Having attended the Design Indaba Festival since she was in grade eleven, 23-year old graphic designer Thaakierah Abdul was always certain she’d one day showcase her work at the festival.
“I always told everyone,” she says, “‘The end result is I exhibit at Design Indaba.’”
Last year, that long held aspiration came to pass when she was selected to be part of the Emerging Creatives Class of 2018.
A graphic design student at Stellenbosch University, Abdul uses her visual work – which deftly combines both imagery and text – to break down barriers within her own community, push for the recognition of her cultural heritage and reject all forms of marginalisation.
For her exhibition at Design Indaba 2018, Abdul created what she has termed ‘a visual culture’ based on her Cape Malay heritage.
Cognisant of how much of the history of her culture has been ignored or erased by the legacy of white supremacy, her experimentations with graphics, typography and imagery capture her experience of life as a Cape Malay woman.
Considering her work to be something of a collaboration with those she interacts with on a daily basis, Abdul draws inspiration from family members, people on the streets, and even the informal traders that characterise Cape Town’s streets.
Passionate about working with her hands, she loves to fight convention – both conceptually and in terms of design. Even the name of her brand is slightly atypical.
‘My personal brand is called White Space,” Abdul explains, “which is a design principle and its something I’m not good at.” Ironic and amusing, it’s also a reference to her position as a coloured, Muslim woman occupying space at the historically white University of Stellenbosch.

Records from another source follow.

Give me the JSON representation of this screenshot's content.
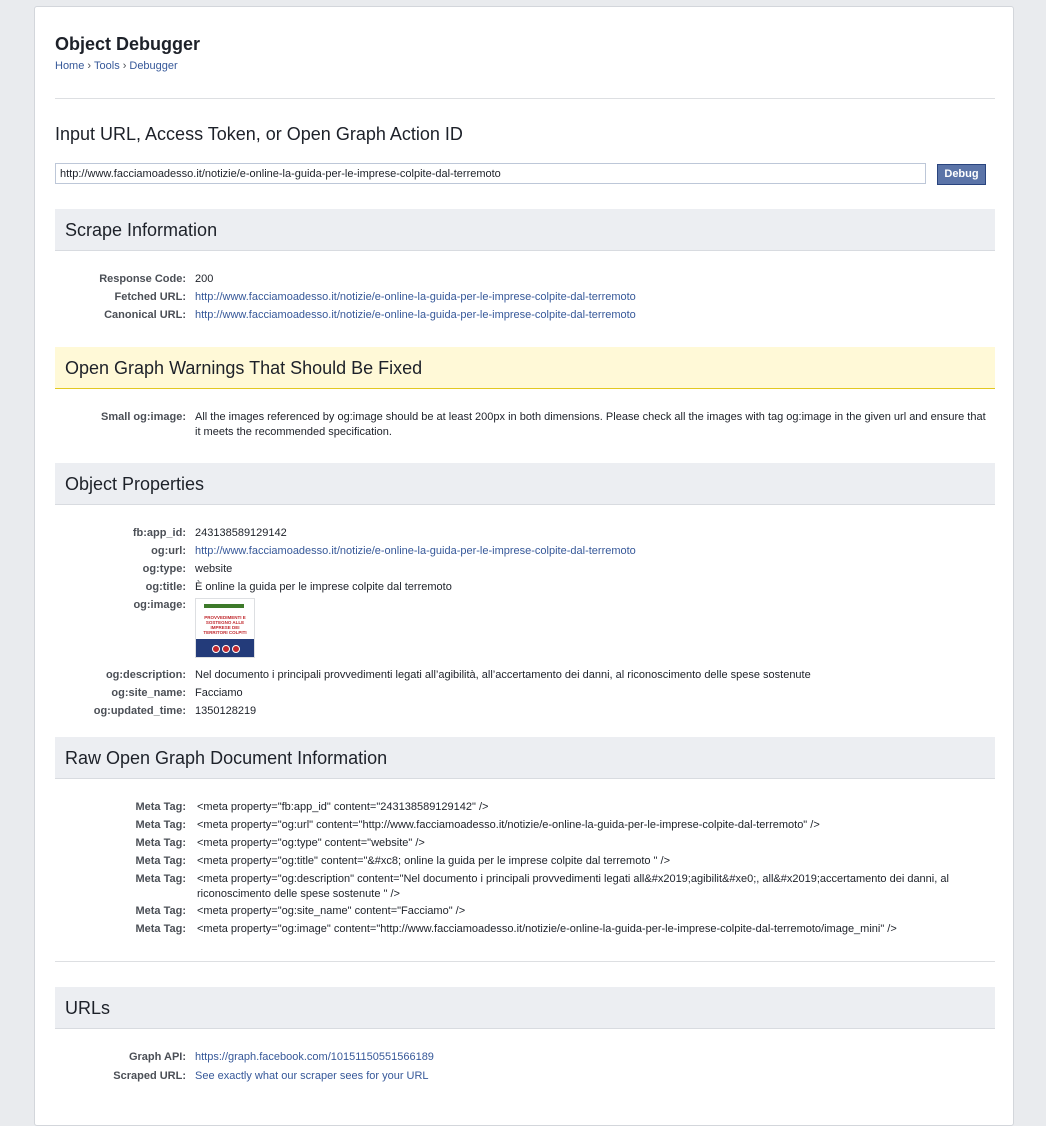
{
  "header": {
    "title": "Object Debugger",
    "breadcrumb": [
      "Home",
      "Tools",
      "Debugger"
    ],
    "breadcrumb_sep": "›"
  },
  "input": {
    "label": "Input URL, Access Token, or Open Graph Action ID",
    "value": "http://www.facciamoadesso.it/notizie/e-online-la-guida-per-le-imprese-colpite-dal-terremoto",
    "button": "Debug"
  },
  "scrape": {
    "title": "Scrape Information",
    "rows": [
      {
        "key": "Response Code:",
        "value": "200"
      },
      {
        "key": "Fetched URL:",
        "value": "http://www.facciamoadesso.it/notizie/e-online-la-guida-per-le-imprese-colpite-dal-terremoto"
      },
      {
        "key": "Canonical URL:",
        "value": "http://www.facciamoadesso.it/notizie/e-online-la-guida-per-le-imprese-colpite-dal-terremoto"
      }
    ]
  },
  "warnings": {
    "title": "Open Graph Warnings That Should Be Fixed",
    "rows": [
      {
        "key": "Small og:image:",
        "value": "All the images referenced by og:image should be at least 200px in both dimensions. Please check all the images with tag og:image in the given url and ensure that it meets the recommended specification."
      }
    ]
  },
  "properties": {
    "title": "Object Properties",
    "rows": [
      {
        "key": "fb:app_id:",
        "value": "243138589129142"
      },
      {
        "key": "og:url:",
        "value": "http://www.facciamoadesso.it/notizie/e-online-la-guida-per-le-imprese-colpite-dal-terremoto"
      },
      {
        "key": "og:type:",
        "value": "website"
      },
      {
        "key": "og:title:",
        "value": "È online la guida per le imprese colpite dal terremoto"
      },
      {
        "key": "og:image:",
        "value": ""
      },
      {
        "key": "og:description:",
        "value": "Nel documento i principali provvedimenti legati all’agibilità, all’accertamento dei danni, al riconoscimento delle spese sostenute"
      },
      {
        "key": "og:site_name:",
        "value": "Facciamo"
      },
      {
        "key": "og:updated_time:",
        "value": "1350128219"
      }
    ],
    "thumb_text": "PROVVEDIMENTI E SOSTEGNO ALLE IMPRESE DEI TERRITORI COLPITI"
  },
  "raw": {
    "title": "Raw Open Graph Document Information",
    "rows": [
      {
        "key": "Meta Tag:",
        "value": "<meta property=\"fb:app_id\" content=\"243138589129142\" />"
      },
      {
        "key": "Meta Tag:",
        "value": "<meta property=\"og:url\" content=\"http://www.facciamoadesso.it/notizie/e-online-la-guida-per-le-imprese-colpite-dal-terremoto\" />"
      },
      {
        "key": "Meta Tag:",
        "value": "<meta property=\"og:type\" content=\"website\" />"
      },
      {
        "key": "Meta Tag:",
        "value": "<meta property=\"og:title\" content=\"&#xc8; online la guida per le imprese colpite dal terremoto \" />"
      },
      {
        "key": "Meta Tag:",
        "value": "<meta property=\"og:description\" content=\"Nel documento i principali provvedimenti legati all&#x2019;agibilit&#xe0;, all&#x2019;accertamento dei danni, al riconoscimento delle spese sostenute \" />"
      },
      {
        "key": "Meta Tag:",
        "value": "<meta property=\"og:site_name\" content=\"Facciamo\" />"
      },
      {
        "key": "Meta Tag:",
        "value": "<meta property=\"og:image\" content=\"http://www.facciamoadesso.it/notizie/e-online-la-guida-per-le-imprese-colpite-dal-terremoto/image_mini\" />"
      }
    ]
  },
  "urls": {
    "title": "URLs",
    "rows": [
      {
        "key": "Graph API:",
        "value": "https://graph.facebook.com/10151150551566189"
      },
      {
        "key": "Scraped URL:",
        "value": "See exactly what our scraper sees for your URL"
      }
    ]
  },
  "colors": {
    "link": "#365899",
    "button": "#5b74a8",
    "section_bg": "#eceef2",
    "warning_bg": "#fff9d7"
  }
}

Thanks to Abdul’s eye-catching display at Design Indaba, she was also was the recipient of a bursary that will enable her to complete her Master's degree.